▸ Work instructions:
Each record below needs to be written out exactly as it appears.

(Beginning of Input material)

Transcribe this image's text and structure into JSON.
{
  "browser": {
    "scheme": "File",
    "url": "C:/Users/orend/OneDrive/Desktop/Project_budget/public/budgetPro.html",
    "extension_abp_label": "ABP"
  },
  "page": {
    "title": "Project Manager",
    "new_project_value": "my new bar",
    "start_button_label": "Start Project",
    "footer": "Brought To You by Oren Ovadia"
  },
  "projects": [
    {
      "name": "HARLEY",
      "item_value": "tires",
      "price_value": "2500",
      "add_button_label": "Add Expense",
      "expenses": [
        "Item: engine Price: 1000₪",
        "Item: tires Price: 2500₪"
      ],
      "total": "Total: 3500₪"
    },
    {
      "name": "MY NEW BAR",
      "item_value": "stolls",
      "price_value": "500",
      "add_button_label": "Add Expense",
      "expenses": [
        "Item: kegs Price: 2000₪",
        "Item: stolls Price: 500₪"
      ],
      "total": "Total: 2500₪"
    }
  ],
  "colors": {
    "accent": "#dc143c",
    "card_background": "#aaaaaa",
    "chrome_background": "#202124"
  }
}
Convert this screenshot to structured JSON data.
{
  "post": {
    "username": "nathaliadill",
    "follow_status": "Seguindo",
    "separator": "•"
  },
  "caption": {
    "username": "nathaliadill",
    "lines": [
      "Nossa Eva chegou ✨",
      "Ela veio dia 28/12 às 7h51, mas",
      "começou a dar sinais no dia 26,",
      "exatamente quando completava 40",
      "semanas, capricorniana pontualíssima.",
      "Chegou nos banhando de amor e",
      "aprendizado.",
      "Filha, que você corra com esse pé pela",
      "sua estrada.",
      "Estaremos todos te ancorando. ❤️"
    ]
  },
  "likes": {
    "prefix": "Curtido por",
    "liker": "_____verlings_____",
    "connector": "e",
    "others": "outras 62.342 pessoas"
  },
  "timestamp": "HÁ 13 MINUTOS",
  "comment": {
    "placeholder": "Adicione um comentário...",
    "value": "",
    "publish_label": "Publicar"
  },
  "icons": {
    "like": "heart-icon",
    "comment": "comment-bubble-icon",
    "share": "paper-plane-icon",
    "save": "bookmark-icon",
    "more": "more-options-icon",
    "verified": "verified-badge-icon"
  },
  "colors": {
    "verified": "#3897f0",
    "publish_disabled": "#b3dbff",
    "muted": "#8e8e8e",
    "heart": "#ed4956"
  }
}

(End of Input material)

▸ Response for this exercise:
Transcribe this image's text and structure into JSON.
{
  "browser": {
    "scheme": "File",
    "url": "C:/Users/orend/OneDrive/Desktop/Project_budget/public/budgetPro.html",
    "extension_abp_label": "ABP"
  },
  "page": {
    "title": "Project Manager",
    "new_project_value": "my new bar",
    "start_button_label": "Start Project",
    "footer": "Brought To You by Oren Ovadia"
  },
  "projects": [
    {
      "name": "HARLEY",
      "item_value": "tires",
      "price_value": "2500",
      "add_button_label": "Add Expense",
      "expenses": [
        "Item: engine Price: 1000₪",
        "Item: tires Price: 2500₪"
      ],
      "total": "Total: 3500₪"
    },
    {
      "name": "MY NEW BAR",
      "item_value": "stolls",
      "price_value": "500",
      "add_button_label": "Add Expense",
      "expenses": [
        "Item: kegs Price: 2000₪",
        "Item: stolls Price: 500₪"
      ],
      "total": "Total: 2500₪"
    }
  ],
  "colors": {
    "accent": "#dc143c",
    "card_background": "#aaaaaa",
    "chrome_background": "#202124"
  }
}
Convert this screenshot to structured JSON data.
{
  "post": {
    "username": "nathaliadill",
    "follow_status": "Seguindo",
    "separator": "•"
  },
  "caption": {
    "username": "nathaliadill",
    "lines": [
      "Nossa Eva chegou ✨",
      "Ela veio dia 28/12 às 7h51, mas",
      "começou a dar sinais no dia 26,",
      "exatamente quando completava 40",
      "semanas, capricorniana pontualíssima.",
      "Chegou nos banhando de amor e",
      "aprendizado.",
      "Filha, que você corra com esse pé pela",
      "sua estrada.",
      "Estaremos todos te ancorando. ❤️"
    ]
  },
  "likes": {
    "prefix": "Curtido por",
    "liker": "_____verlings_____",
    "connector": "e",
    "others": "outras 62.342 pessoas"
  },
  "timestamp": "HÁ 13 MINUTOS",
  "comment": {
    "placeholder": "Adicione um comentário...",
    "value": "",
    "publish_label": "Publicar"
  },
  "icons": {
    "like": "heart-icon",
    "comment": "comment-bubble-icon",
    "share": "paper-plane-icon",
    "save": "bookmark-icon",
    "more": "more-options-icon",
    "verified": "verified-badge-icon"
  },
  "colors": {
    "verified": "#3897f0",
    "publish_disabled": "#b3dbff",
    "muted": "#8e8e8e",
    "heart": "#ed4956"
  }
}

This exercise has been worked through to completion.